Tyre buffing is a process of shaving a portion of tread off a tyre in order to gain increased traction in dry tarmac conditions. This works largely by removing tread 'blocks', which are the areas of rubber between tread grooves. When the tyre heats up, these tread blocks expand and the surface area of the tyre which contacts the road decreases (and consequently traction also decreases). Tread blocks also heat up faster and again reduce traction. This overall process is referred to as 'tread flex'.
Tyre buffing minimises the problems associated with tread-flex by shaving the tread of a tyre until tread-flex is no longer a concern. The lower temperature which the tyre runs at decreases inflation pressure build up, and the absence of tread flex reduces irregular wear of the tyre shoulder.
The major disadvantage of tyre buffing is significantly reduced handling capabilities in the wet. With no tread grooves, the risk of aquaplaning is greatly enhanced.
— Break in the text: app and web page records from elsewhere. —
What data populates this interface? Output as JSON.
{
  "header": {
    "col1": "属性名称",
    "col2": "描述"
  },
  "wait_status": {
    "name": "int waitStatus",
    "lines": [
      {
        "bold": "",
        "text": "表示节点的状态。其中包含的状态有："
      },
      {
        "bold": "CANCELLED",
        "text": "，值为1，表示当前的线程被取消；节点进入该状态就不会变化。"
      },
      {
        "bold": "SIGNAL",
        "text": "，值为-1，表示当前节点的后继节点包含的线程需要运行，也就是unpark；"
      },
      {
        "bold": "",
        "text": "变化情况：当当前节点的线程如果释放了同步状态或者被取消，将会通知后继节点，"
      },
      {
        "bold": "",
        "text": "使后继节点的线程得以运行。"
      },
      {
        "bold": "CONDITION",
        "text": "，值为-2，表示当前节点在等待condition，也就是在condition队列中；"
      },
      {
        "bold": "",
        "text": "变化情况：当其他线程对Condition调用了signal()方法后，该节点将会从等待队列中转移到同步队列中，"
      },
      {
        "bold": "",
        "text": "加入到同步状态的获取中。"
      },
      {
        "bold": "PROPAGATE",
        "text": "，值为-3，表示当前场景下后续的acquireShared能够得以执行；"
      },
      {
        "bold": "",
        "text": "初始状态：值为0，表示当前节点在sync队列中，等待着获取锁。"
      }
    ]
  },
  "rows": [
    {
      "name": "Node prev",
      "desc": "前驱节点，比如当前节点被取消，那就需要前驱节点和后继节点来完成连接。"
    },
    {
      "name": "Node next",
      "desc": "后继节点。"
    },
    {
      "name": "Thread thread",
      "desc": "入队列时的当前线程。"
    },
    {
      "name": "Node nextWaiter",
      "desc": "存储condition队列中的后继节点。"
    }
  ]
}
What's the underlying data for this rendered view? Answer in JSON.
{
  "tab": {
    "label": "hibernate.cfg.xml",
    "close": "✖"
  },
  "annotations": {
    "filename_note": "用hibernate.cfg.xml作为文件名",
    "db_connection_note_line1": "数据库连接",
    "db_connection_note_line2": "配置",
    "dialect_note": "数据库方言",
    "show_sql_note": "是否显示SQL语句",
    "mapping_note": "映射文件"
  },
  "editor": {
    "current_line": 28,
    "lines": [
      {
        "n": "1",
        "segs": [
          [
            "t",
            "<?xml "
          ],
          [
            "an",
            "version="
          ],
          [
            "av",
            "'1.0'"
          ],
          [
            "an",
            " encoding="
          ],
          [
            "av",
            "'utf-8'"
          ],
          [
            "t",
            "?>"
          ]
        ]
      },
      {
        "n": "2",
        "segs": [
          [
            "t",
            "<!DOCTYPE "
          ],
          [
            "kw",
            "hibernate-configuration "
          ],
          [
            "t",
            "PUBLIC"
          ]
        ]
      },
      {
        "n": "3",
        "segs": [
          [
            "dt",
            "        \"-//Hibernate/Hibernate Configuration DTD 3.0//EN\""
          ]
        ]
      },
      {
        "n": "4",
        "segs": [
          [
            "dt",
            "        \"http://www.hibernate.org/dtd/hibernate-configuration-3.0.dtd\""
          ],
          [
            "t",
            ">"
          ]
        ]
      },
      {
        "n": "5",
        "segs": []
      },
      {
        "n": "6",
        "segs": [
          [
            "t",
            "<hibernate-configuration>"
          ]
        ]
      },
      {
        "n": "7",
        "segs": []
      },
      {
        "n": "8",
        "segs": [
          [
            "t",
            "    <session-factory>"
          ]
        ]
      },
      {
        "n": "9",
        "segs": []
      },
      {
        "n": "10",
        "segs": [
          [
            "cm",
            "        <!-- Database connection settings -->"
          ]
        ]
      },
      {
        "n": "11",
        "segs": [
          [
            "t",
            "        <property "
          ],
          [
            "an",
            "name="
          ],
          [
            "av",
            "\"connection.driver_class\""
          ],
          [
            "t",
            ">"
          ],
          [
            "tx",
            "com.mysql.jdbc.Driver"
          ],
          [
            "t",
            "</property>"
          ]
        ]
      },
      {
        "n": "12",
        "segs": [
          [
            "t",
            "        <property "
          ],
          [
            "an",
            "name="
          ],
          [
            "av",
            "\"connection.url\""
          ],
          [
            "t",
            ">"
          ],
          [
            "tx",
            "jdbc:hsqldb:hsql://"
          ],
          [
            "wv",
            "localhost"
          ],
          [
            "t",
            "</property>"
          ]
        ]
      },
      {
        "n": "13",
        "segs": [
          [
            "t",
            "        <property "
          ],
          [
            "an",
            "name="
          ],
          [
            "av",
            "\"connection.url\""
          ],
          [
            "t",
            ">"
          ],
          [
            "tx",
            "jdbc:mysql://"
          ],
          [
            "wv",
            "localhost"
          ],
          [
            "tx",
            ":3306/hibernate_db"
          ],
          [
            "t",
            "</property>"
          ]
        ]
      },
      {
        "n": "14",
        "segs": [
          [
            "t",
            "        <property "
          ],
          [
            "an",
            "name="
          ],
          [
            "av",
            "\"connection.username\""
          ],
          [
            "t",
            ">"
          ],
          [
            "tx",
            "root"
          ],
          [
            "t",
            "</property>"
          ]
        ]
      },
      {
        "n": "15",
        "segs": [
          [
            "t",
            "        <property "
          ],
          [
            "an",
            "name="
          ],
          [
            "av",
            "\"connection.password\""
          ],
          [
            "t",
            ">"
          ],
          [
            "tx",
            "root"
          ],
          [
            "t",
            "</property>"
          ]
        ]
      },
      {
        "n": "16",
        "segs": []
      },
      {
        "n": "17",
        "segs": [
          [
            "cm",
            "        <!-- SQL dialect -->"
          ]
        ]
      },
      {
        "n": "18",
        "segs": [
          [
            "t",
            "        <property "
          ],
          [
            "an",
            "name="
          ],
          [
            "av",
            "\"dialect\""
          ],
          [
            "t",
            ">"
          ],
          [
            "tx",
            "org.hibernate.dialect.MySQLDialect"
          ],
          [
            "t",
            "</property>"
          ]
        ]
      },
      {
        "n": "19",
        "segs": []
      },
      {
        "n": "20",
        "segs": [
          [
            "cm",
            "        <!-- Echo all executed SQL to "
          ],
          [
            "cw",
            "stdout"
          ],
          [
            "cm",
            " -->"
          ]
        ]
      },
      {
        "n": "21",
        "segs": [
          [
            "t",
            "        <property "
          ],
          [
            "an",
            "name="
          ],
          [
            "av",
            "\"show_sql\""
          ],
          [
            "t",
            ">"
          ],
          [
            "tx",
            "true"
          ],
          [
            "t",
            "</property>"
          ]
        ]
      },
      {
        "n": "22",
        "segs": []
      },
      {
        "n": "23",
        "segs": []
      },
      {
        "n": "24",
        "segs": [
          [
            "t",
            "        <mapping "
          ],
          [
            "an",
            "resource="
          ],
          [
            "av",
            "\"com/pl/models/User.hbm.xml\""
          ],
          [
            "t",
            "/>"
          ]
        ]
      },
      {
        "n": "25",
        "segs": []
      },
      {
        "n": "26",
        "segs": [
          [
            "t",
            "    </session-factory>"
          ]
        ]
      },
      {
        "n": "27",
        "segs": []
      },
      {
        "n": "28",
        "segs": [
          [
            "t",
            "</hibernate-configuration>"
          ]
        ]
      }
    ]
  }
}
For optimal wet weather, new tyres with maximum tread depth are recommended.